Work to complete | Within the listing that follows, state how many lines include the word "Rates"; write only that number.

Segment Start: Input

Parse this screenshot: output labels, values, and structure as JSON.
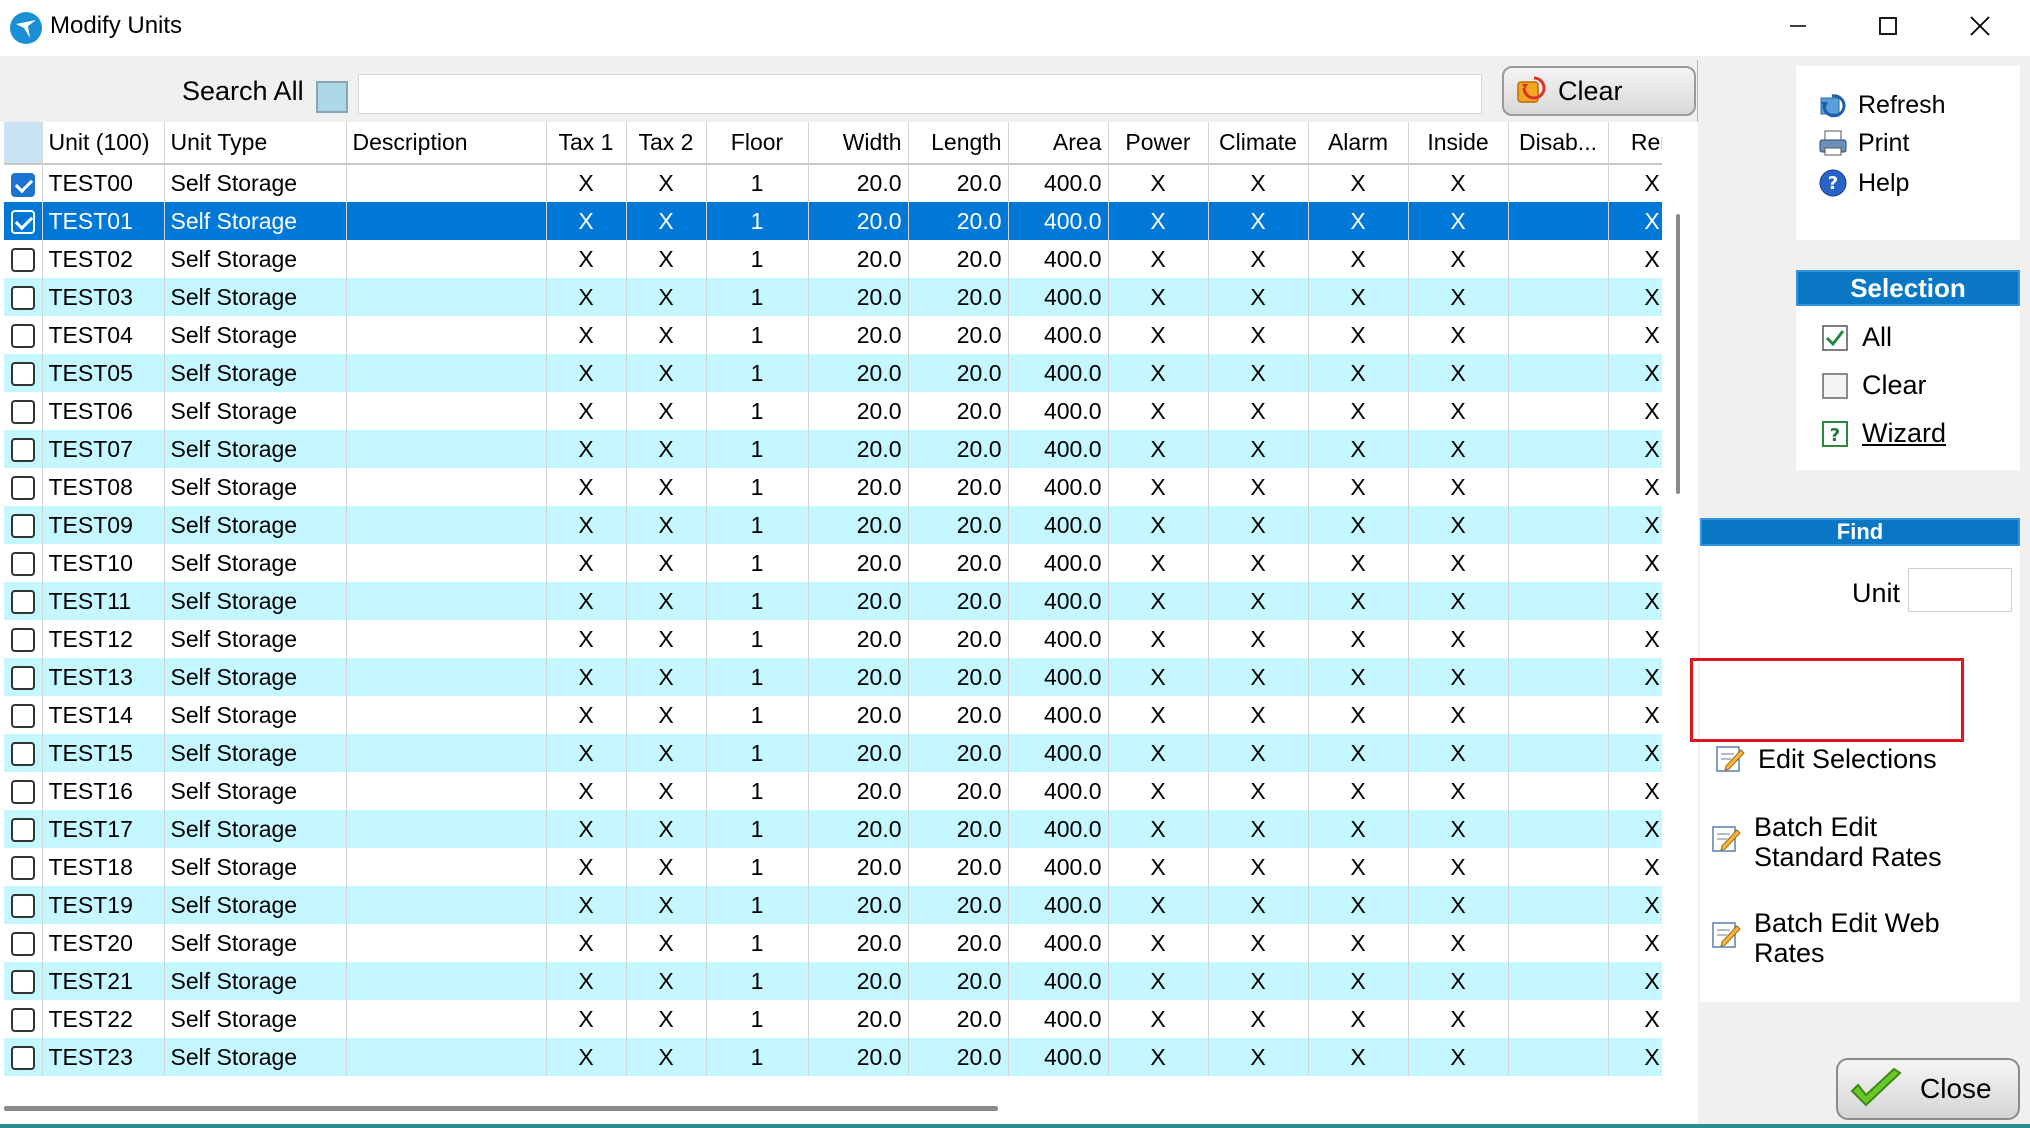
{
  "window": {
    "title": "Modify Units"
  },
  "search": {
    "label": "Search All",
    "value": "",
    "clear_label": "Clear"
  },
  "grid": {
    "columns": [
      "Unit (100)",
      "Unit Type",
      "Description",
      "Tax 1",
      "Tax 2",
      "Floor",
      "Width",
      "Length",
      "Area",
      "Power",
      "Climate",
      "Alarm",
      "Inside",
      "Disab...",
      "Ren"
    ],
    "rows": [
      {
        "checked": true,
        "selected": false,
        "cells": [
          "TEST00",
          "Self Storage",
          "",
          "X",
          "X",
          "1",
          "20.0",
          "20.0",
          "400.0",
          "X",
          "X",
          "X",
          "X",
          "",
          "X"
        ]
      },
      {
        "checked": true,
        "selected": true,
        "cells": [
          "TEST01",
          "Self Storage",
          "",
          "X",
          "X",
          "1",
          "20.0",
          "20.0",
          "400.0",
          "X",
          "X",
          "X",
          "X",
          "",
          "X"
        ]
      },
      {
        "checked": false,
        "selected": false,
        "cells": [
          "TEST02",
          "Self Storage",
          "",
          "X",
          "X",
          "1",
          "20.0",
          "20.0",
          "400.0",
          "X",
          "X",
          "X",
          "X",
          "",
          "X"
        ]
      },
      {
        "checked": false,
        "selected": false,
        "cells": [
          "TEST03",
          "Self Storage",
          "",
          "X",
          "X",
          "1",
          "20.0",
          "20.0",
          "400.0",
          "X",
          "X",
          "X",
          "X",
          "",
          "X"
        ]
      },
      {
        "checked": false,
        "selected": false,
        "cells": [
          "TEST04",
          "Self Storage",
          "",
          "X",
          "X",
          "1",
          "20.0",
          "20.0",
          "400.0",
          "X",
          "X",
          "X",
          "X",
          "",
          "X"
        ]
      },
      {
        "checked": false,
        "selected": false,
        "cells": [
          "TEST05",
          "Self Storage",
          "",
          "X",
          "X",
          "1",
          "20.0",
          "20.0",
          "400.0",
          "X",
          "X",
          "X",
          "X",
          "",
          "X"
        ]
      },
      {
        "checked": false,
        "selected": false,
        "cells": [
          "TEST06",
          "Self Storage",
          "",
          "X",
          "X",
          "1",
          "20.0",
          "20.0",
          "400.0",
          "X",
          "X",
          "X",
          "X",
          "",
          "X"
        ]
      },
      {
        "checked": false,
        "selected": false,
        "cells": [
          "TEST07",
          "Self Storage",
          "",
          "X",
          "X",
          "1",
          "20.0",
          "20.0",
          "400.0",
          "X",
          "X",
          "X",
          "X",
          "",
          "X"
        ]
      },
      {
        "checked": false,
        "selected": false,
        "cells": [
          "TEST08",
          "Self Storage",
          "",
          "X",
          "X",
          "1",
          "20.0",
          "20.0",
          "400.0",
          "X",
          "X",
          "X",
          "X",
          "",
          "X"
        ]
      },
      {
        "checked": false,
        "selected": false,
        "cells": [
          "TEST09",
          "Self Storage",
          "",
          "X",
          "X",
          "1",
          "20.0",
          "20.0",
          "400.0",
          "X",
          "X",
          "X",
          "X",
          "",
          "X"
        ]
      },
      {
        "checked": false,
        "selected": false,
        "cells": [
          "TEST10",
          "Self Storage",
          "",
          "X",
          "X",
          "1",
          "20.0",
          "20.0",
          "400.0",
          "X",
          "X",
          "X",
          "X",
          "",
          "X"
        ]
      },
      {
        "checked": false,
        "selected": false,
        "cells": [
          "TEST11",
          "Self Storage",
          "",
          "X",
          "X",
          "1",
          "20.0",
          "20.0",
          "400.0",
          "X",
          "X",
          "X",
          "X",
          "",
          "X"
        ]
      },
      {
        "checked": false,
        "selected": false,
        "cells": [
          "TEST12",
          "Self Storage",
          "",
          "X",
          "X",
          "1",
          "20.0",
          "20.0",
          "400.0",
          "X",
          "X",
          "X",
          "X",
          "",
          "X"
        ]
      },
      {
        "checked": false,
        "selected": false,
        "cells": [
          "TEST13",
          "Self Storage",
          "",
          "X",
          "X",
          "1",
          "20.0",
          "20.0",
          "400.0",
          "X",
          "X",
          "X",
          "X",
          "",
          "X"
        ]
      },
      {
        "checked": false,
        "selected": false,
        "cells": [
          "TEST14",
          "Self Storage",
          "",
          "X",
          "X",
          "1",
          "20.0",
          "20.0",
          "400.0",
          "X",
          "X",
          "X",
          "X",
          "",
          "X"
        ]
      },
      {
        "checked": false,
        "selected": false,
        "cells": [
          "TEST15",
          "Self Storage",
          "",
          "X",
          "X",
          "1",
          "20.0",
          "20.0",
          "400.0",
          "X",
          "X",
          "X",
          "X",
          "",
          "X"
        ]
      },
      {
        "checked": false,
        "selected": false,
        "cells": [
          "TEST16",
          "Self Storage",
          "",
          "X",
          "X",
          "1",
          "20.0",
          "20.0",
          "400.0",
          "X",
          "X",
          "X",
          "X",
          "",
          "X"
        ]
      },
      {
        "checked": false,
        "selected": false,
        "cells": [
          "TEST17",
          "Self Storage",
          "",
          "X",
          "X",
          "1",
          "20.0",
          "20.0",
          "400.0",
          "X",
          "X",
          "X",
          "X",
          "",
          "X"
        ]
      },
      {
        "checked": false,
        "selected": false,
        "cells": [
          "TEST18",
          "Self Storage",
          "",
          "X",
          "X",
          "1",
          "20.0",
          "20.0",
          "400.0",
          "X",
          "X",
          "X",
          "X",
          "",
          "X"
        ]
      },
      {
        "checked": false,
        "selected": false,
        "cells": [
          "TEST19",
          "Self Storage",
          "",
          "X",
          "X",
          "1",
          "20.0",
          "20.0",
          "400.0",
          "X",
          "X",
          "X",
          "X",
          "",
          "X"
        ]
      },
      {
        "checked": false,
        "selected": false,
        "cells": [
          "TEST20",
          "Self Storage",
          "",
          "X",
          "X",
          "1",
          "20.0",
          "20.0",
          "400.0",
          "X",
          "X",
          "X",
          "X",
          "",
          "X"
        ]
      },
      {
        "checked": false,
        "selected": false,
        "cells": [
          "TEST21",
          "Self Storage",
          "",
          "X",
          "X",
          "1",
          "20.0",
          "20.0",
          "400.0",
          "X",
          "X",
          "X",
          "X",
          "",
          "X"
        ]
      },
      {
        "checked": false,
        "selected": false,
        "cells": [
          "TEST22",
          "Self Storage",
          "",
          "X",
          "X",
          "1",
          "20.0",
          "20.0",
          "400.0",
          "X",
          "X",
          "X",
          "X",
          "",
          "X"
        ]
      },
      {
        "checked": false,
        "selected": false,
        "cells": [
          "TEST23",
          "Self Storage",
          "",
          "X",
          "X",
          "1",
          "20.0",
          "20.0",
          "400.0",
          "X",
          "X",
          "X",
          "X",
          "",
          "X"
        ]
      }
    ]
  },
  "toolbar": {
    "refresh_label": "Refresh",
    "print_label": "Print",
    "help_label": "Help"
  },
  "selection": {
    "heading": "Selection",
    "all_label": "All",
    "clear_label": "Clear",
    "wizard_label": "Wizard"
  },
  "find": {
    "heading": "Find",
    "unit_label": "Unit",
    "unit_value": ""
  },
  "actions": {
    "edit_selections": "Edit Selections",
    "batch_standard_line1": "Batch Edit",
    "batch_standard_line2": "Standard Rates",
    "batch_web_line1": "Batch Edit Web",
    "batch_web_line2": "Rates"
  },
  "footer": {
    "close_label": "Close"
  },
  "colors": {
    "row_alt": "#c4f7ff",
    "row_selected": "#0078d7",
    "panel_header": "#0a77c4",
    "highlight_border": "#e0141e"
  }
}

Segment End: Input

Solution to this task | 2